(Records from a data source)
══════════════════════════════

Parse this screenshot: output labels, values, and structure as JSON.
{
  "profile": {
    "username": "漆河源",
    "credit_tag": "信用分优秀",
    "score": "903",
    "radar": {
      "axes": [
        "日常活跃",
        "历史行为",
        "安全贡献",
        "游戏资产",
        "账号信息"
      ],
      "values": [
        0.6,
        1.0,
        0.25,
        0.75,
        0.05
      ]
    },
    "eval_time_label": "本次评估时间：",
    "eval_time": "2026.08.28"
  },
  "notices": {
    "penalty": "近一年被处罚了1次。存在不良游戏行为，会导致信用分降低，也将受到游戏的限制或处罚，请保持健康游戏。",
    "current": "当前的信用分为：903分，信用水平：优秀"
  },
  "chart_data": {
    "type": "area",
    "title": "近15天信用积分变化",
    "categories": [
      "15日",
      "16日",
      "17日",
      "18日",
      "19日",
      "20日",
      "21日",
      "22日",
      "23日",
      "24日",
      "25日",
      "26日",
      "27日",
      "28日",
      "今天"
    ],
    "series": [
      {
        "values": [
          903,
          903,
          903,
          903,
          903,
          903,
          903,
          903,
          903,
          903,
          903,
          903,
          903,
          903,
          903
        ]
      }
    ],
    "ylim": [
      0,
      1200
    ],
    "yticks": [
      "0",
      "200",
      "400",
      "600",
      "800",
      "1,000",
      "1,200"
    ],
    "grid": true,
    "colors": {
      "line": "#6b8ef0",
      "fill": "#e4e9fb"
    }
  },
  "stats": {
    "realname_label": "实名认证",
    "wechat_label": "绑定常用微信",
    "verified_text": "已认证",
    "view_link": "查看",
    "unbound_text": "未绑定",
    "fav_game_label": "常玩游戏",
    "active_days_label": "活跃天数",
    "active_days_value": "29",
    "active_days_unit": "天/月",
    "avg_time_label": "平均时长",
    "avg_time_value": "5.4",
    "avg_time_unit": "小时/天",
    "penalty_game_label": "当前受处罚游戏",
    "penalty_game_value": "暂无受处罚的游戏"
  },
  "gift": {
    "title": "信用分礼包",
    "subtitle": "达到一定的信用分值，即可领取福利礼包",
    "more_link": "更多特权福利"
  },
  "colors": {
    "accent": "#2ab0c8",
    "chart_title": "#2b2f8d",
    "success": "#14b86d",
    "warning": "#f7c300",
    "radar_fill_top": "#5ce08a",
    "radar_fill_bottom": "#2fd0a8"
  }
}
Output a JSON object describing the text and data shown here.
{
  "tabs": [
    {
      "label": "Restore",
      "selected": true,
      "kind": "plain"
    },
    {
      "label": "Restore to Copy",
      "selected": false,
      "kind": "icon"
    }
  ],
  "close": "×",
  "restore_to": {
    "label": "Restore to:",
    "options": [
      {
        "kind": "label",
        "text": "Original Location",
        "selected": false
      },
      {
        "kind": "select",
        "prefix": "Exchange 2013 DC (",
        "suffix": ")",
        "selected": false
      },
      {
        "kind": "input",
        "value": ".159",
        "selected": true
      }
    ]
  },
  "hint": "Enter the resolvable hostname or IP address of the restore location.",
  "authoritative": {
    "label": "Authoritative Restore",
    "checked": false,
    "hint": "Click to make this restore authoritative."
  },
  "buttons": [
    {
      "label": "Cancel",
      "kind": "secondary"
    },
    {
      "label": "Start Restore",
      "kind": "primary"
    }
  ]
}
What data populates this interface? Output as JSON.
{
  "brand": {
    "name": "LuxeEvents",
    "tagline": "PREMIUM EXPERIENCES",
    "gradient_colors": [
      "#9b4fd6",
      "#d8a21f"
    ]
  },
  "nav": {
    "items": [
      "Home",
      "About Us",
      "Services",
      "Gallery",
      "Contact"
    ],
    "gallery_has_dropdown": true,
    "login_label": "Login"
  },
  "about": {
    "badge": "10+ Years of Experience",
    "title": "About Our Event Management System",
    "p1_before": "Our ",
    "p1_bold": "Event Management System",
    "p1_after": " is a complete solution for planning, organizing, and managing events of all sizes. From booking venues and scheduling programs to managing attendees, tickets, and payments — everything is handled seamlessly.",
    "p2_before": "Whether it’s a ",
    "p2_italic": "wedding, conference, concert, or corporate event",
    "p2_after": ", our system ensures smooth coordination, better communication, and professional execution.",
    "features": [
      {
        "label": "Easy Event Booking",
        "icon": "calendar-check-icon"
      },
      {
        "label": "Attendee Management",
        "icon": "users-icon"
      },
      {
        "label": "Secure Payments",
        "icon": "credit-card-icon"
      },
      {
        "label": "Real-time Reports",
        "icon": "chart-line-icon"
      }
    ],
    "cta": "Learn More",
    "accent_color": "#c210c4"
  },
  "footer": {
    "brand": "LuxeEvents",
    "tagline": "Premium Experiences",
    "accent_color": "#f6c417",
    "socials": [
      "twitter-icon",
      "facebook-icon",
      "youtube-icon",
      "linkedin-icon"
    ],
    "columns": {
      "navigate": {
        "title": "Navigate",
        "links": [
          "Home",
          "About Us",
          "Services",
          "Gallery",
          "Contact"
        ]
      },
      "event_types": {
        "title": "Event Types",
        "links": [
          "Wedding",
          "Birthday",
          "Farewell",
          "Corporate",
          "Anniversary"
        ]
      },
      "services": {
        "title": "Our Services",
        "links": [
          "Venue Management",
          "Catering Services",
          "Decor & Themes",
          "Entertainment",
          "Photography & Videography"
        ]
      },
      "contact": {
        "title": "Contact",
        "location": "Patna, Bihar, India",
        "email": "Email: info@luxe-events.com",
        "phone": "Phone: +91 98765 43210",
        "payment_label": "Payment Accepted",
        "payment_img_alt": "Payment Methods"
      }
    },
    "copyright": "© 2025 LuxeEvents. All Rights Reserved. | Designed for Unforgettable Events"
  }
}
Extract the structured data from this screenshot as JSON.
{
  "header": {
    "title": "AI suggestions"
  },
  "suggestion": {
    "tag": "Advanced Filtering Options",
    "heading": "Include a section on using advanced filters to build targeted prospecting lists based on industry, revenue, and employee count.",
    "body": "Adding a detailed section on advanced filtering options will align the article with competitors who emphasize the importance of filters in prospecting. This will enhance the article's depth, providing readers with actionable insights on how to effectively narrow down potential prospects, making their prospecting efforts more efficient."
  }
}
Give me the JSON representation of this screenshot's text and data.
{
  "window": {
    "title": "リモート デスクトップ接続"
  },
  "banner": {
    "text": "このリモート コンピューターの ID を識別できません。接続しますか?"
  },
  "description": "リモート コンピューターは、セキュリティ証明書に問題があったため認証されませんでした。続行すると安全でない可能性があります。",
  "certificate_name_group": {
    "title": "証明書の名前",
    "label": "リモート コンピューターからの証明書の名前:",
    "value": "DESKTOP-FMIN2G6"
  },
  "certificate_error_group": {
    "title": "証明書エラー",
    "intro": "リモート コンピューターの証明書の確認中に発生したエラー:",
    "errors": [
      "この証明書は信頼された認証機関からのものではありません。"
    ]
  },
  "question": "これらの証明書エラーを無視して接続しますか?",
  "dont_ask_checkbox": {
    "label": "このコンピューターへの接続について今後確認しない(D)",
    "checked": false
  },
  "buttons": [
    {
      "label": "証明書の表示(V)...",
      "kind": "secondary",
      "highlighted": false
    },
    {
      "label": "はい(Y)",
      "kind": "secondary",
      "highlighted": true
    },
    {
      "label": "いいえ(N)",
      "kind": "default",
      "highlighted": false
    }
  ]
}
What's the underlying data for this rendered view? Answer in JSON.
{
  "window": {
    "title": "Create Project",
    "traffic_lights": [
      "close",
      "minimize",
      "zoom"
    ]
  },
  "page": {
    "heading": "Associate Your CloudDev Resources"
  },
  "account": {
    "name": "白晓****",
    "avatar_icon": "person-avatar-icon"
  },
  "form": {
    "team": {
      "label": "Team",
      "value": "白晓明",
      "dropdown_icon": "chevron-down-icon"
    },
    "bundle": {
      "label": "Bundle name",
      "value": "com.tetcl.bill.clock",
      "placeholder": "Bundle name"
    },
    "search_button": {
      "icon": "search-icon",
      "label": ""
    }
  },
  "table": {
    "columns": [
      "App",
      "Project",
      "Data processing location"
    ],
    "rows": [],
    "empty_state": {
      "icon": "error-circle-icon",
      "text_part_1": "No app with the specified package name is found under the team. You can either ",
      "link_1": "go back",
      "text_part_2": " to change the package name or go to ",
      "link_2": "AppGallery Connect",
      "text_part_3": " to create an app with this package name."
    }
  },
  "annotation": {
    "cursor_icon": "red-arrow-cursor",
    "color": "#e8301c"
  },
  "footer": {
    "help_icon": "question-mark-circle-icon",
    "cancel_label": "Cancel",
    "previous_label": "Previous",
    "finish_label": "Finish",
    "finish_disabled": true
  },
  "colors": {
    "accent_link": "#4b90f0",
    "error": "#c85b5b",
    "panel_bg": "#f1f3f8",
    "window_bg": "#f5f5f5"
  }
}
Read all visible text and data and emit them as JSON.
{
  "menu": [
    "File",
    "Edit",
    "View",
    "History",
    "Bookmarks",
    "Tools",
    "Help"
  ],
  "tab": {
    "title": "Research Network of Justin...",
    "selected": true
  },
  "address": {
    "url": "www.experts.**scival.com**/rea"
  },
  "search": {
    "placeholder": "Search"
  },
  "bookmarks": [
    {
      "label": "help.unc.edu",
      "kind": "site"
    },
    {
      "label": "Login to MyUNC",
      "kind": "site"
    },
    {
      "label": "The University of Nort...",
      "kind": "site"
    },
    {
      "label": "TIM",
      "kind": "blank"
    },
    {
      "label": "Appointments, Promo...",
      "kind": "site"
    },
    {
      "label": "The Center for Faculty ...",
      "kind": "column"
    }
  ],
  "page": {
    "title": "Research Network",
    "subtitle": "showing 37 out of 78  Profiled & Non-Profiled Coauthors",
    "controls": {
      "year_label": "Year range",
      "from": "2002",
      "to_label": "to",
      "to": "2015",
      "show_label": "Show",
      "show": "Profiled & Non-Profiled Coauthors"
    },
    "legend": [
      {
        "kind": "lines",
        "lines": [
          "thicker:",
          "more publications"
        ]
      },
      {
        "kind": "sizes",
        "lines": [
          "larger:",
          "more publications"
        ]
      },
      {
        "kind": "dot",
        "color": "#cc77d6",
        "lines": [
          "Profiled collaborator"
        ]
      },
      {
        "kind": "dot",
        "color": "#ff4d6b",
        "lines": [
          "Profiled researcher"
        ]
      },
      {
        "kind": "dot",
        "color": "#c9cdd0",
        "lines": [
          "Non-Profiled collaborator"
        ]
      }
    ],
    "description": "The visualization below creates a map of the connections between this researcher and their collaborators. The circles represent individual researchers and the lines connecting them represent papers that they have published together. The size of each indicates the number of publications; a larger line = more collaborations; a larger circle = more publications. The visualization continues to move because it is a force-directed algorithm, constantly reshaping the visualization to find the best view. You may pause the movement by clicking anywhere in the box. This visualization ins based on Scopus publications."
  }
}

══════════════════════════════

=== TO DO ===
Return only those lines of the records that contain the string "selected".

=== EXERCISE RESPONSE ===
      "selected": true,
      "selected": false,
        "selected": false
        "selected": false
        "selected": true
    "selected": true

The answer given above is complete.